This is the 7th post in a series on the business of sustainable agriculture by the folks at Bon Appétit Management, a company that provides café and catering services to corporations, colleges and universities. To read past posts, click here.
By Vera Chang, West Coast Fellow for Bon Appétit Management
On the website homepage of one of the largest fruit and vegetable producers and marketers in the world, a blond woman wearing a pink shirt appears, smoothie in one hand and bowl in the other. As the page loads, strawberries fall from the sky, landing effortlessly into her bowl. As the viewer, I wonder where I am to assume these strawberries came from. The strawberry-shaped hot air balloon overhead? Green rolling hills in the background?
Strawberry Fields Forever: I’ve recently started a position investigating sustainability and labor conditions on West Coast farms that supply a major food service operation, Bon Appétit Management Company. Sitting at my computer this December preparing farm visit itineraries, I flash back a few short months ago to strawberry fields along the California Central Coast. This foggy, chilly autumn painted a partial picture of the lives of farmworkers and affected forever how I will view people and their role in the food supply chain. I close my eyes and recall the images that are seared into my mind: Strawberry fields roll as far as my eyes can see.
Farmworkers (trabajadores del campo) dot the landscape. Handkerchiefs cover necks and faces to protect them from the sun and sometimes chemical sprays, leaving only eyes exposed. Their hands are stained strawberry red from picking. Workers move together as a loose unit, carrying cardboard flats while hurriedly picking berries and placing them in baskets. Their knees are bent, their backs are hunched over, and their eyes watch the ground, three seconds ahead of their hands. They work through furrows with quick, bursting motions – pick, pick, pick, place strawberries in basket, push cart forward, pick, pick, pick, pick, pick, place strawberries in basket, push metal cart forward, pick, pick, place strawberries in basket, close plastic lid of basket, pick, pick, pick, pick, pick, put strawberries in next basket, push cart forward. They move faster than I could have imagined. Practically running through rows, one worker fills twelve strawberry baskets in four minutes and twelve seconds.

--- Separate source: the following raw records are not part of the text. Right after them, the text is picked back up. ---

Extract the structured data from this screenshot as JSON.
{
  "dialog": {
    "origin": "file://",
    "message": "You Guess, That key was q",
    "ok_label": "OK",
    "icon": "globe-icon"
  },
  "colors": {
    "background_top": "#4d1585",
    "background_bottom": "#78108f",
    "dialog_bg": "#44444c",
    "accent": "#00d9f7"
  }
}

I can attest to the demands of picking. Though I have some experience working on farms, I am unprepared for the demands of commercial harvesting. It requires technique that I lack. My attempts to swiftly remove strawberries from their host plants accidentally rip their calyxes. I smush strawberry after strawberry between my thumb, fore, and middle finger. I find moving for an extended period of time while bending over between rows of plants challenging and painful. I squat and waddle through the rows, and erratically push my metal cart ahead of my body inches at a time. Learning about what leads people to farm work and how they got here is heartbreaking. One woman, Marta (a pseudonym) asks where I am from, how I traveled to California, how many hours my flight was, how much my ticket cost, and how I purchased it.
When I asked Marta these same questions, she told me she is from a town near Oaxaca, México and came to California by plane, plus three days straight walking, and finally by car. She is here picking berries, she said, because there is no other way to feed her family, but she wants to return home soon. I can only imagine living with long hours of hard labor day after day, the physical wear and tear of repetitive physical work, and the constant mental strain of seasonal job insecurity.
A newbie to commercial picking, I am aware that I increased the farm’s liability, had poor quality control, and was an inefficient source of labor. I appreciated this farm’s transparent practices and willingness to allow me work for a day, a request most large-scale farms would not honor. My short time working alongside farmworkers offered a window – not a complete picture – of where strawberries come from and about those who pick them. The full picture will be hard to uncover.
Vera Chang: I am excited to be the West Coast Fellow for Bon Appétit Management Company and part of a company that seeks to know the truth, works to find real solutions to injustices, and makes farmworkers’ realities visible to the American public. As I sit here and type, I go back to the website’s picturesque farmland and strawberry shaped hot air balloon. In the real world, there are people working quickly in the fields. I know there is not a moment to lose.